The rate at which infants die in the United States has dropped substantially over the past half-century, but broad disparities remain among racial groups, and the country stacks up poorly next to other industrialized nations.

In 2004, the most recent year for which statistics are available, roughly seven babies died for every 1,000 live births before reaching their first birthday, the Centers for Disease Control and Prevention says. That was down from about 26 in 1960.

Babies born to black mothers died at two and a half times the rate of those born to white mothers, according to the CDC figures.

The United States ranks near the bottom for infant survival rates among modernized nations. A Save the Children report last year placed the United States ahead of only Latvia, and tied with Hungary, Malta, Poland and Slovakia.

The same report noted the United States had more neonatologists and newborn intensive care beds per person than Australia, Canada and the United Kingdom — but still had a higher rate of infant mortality than any of those nations.
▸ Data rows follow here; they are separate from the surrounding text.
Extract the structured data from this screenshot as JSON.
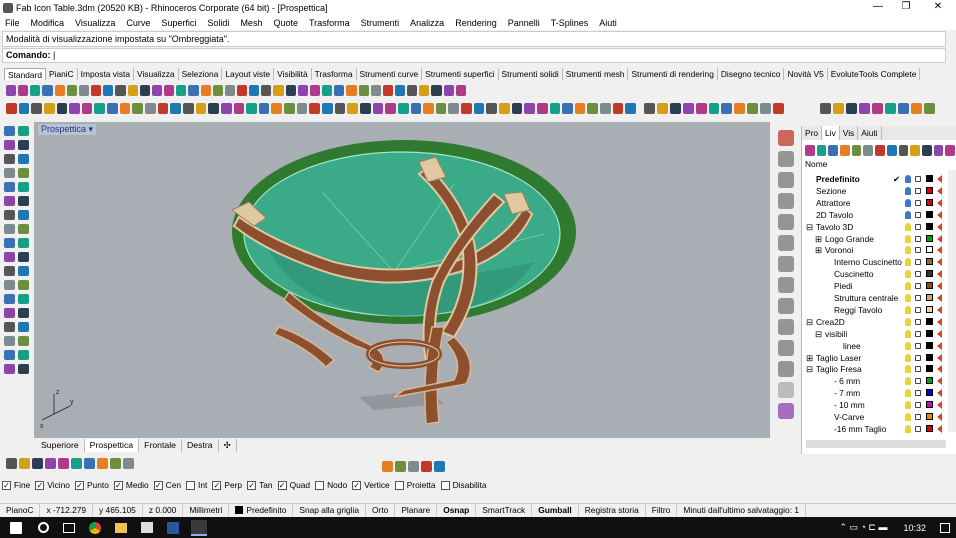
{
  "window": {
    "title": "Fab Icon Table.3dm (20520 KB) - Rhinoceros Corporate (64 bit) - [Prospettica]",
    "min": "—",
    "max": "❐",
    "close": "✕"
  },
  "menu": [
    "File",
    "Modifica",
    "Visualizza",
    "Curve",
    "Superfici",
    "Solidi",
    "Mesh",
    "Quote",
    "Trasforma",
    "Strumenti",
    "Analizza",
    "Rendering",
    "Pannelli",
    "T-Splines",
    "Aiuti"
  ],
  "command": {
    "history": "Modalità di visualizzazione impostata su \"Ombreggiata\".",
    "prompt": "Comando:"
  },
  "toolbar_tabs": [
    "Standard",
    "PianiC",
    "Imposta vista",
    "Visualizza",
    "Seleziona",
    "Layout viste",
    "Visibilità",
    "Trasforma",
    "Strumenti curve",
    "Strumenti superfici",
    "Strumenti solidi",
    "Strumenti mesh",
    "Strumenti di rendering",
    "Disegno tecnico",
    "Novità V5",
    "EvoluteTools Complete"
  ],
  "viewport": {
    "name": "Prospettica",
    "arrow": "▾"
  },
  "viewport_tabs": [
    "Superiore",
    "Prospettica",
    "Frontale",
    "Destra",
    "✣"
  ],
  "panel": {
    "tabs": [
      "Pro",
      "Liv",
      "Vis",
      "Aiuti"
    ],
    "col_name": "Nome",
    "layers": [
      {
        "name": "Predefinito",
        "indent": 0,
        "bold": true,
        "check": "✔",
        "color": "#000000"
      },
      {
        "name": "Sezione",
        "indent": 0,
        "color": "#dd0000"
      },
      {
        "name": "Attrattore",
        "indent": 0,
        "color": "#dd0000"
      },
      {
        "name": "2D Tavolo",
        "indent": 0,
        "color": "#000000"
      },
      {
        "name": "Tavolo 3D",
        "indent": 0,
        "exp": "⊟",
        "color": "#000000"
      },
      {
        "name": "Logo Grande",
        "indent": 1,
        "exp": "⊞",
        "color": "#00a000"
      },
      {
        "name": "Voronoi",
        "indent": 1,
        "exp": "⊞",
        "color": "#ffffff"
      },
      {
        "name": "Interno Cuscinetto",
        "indent": 2,
        "color": "#8c6446"
      },
      {
        "name": "Cuscinetto",
        "indent": 2,
        "color": "#333333"
      },
      {
        "name": "Piedi",
        "indent": 2,
        "color": "#8c4a20"
      },
      {
        "name": "Struttura centrale",
        "indent": 2,
        "color": "#c9a27a"
      },
      {
        "name": "Reggi Tavolo",
        "indent": 2,
        "color": "#e8d2b0"
      },
      {
        "name": "Crea2D",
        "indent": 0,
        "exp": "⊟",
        "color": "#000000"
      },
      {
        "name": "visibili",
        "indent": 1,
        "exp": "⊟",
        "color": "#000000"
      },
      {
        "name": "linee",
        "indent": 3,
        "color": "#000000"
      },
      {
        "name": "Taglio Laser",
        "indent": 0,
        "exp": "⊞",
        "color": "#000000"
      },
      {
        "name": "Taglio Fresa",
        "indent": 0,
        "exp": "⊟",
        "color": "#000000"
      },
      {
        "name": "- 6 mm",
        "indent": 2,
        "color": "#00a000"
      },
      {
        "name": "- 7 mm",
        "indent": 2,
        "color": "#0000dd"
      },
      {
        "name": "- 10 mm",
        "indent": 2,
        "color": "#cc00cc"
      },
      {
        "name": "V-Carve",
        "indent": 2,
        "color": "#ee8800"
      },
      {
        "name": "-16 mm Taglio",
        "indent": 2,
        "color": "#dd0000"
      }
    ]
  },
  "osnap": [
    {
      "label": "Fine",
      "checked": true
    },
    {
      "label": "Vicino",
      "checked": true
    },
    {
      "label": "Punto",
      "checked": true
    },
    {
      "label": "Medio",
      "checked": true
    },
    {
      "label": "Cen",
      "checked": true
    },
    {
      "label": "Int",
      "checked": false
    },
    {
      "label": "Perp",
      "checked": true
    },
    {
      "label": "Tan",
      "checked": true
    },
    {
      "label": "Quad",
      "checked": true
    },
    {
      "label": "Nodo",
      "checked": false
    },
    {
      "label": "Vertice",
      "checked": true
    },
    {
      "label": "Proietta",
      "checked": false
    },
    {
      "label": "Disabilita",
      "checked": false
    }
  ],
  "status": [
    {
      "t": "PianoC",
      "b": false
    },
    {
      "t": "x -712.279",
      "b": false
    },
    {
      "t": "y 465.105",
      "b": false
    },
    {
      "t": "z 0.000",
      "b": false
    },
    {
      "t": "Millimetri",
      "b": false
    },
    {
      "t": "Predefinito",
      "b": false,
      "sw": true
    },
    {
      "t": "Snap alla griglia",
      "b": false
    },
    {
      "t": "Orto",
      "b": false
    },
    {
      "t": "Planare",
      "b": false
    },
    {
      "t": "Osnap",
      "b": true
    },
    {
      "t": "SmartTrack",
      "b": false
    },
    {
      "t": "Gumball",
      "b": true
    },
    {
      "t": "Registra storia",
      "b": false
    },
    {
      "t": "Filtro",
      "b": false
    },
    {
      "t": "Minuti dall'ultimo salvataggio: 1",
      "b": false
    }
  ],
  "taskbar": {
    "time": "10:32"
  },
  "colors": {
    "table_top": "#2f7a2f",
    "glass": "#3aaa88",
    "wood": "#8c5030",
    "frame": "#e0c8a0"
  }
}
Doctors and analysts blame broad disparities in access to health care among racial and income groups in the United States.

Not surprisingly, the picture is far bleaker in poorer countries, particularly in Africa. A 2005 World Health Organization report found infant mortality rates as high as 144 per 1,000 births — more than 20 times the U.S. rate — in Liberia.